Abortion Funds Dry Up Following End Of Roe V. Wade

Funds that help people pay for abortions are having trouble as the influx of donations that followed the Roe v. Wade ruling has started to dwindle. Spending increased by 88% from July 1, 2022, to June 30, 2023, as the National Network of Abortion Organizations (NNAF), comprised of 100 organizations nationwide, distributed about $37 million to around 103,000 individuals. But, contributions have also dropped as the subject has lost its prominence in the news.

Donations to the Louisiana Abortion Fund plummeted 63% between 2022 and 2023, following a surge in support following the Dobbs ruling. Before its recent restriction, the fund could assist anybody entering or leaving the Tampa region rather than the entire state of Florida. Although the Louisiana fund is still running thanks to individual contributors, foundations and philanthropies have significantly reduced their support.

While the cost of abortion treatment has increased dramatically, nearly all of the funds contacted by the Hill have reported a decline in donations. When abortion was legal, the majority of the cash was used to cover transportation costs to nearby clinics and the procedure itself. People typically have to travel far farther than previously and deal with a constantly shifting terrain of local regulations since abortion is now prohibited or severely limited in more than 21 states throughout the nation.

Suppose you want to get an abortion in the Southeast (Alabama, Florida, Georgia, Mississippi, South Carolina, and Tennessee). In that case, you’ll have to pay up to $200 more than before, says Kenny Callaway, who works as a health-line coordinator for the abortion fund ARC Southeast. Nowadays, you can’t get nearly as much with the same amount of money. There was just one abortion facility in Mississippi before Dobbs, and each caller would pay an average of $200 to $600. For those who require an abortion before 12 weeks of gestation, the fund will now need to allocate $1000 to $1500.
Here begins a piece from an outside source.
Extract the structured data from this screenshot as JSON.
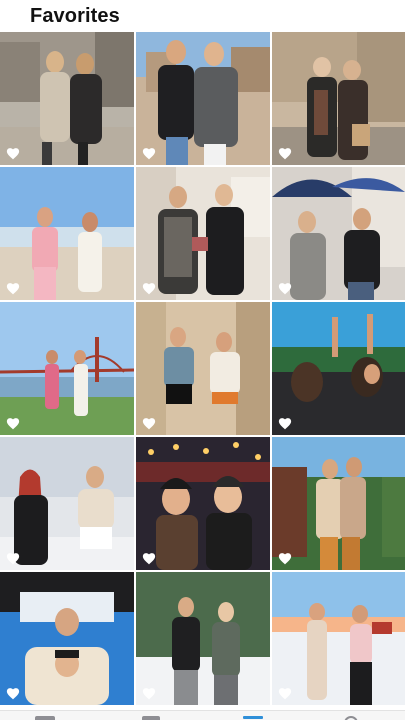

It was usual practice for funds to temporarily suspend operations if they exceeded their monthly allocations during the legalization of abortion. On the other hand, when one fund goes silent or takes a break, others jump in to assist, according to the fund executives.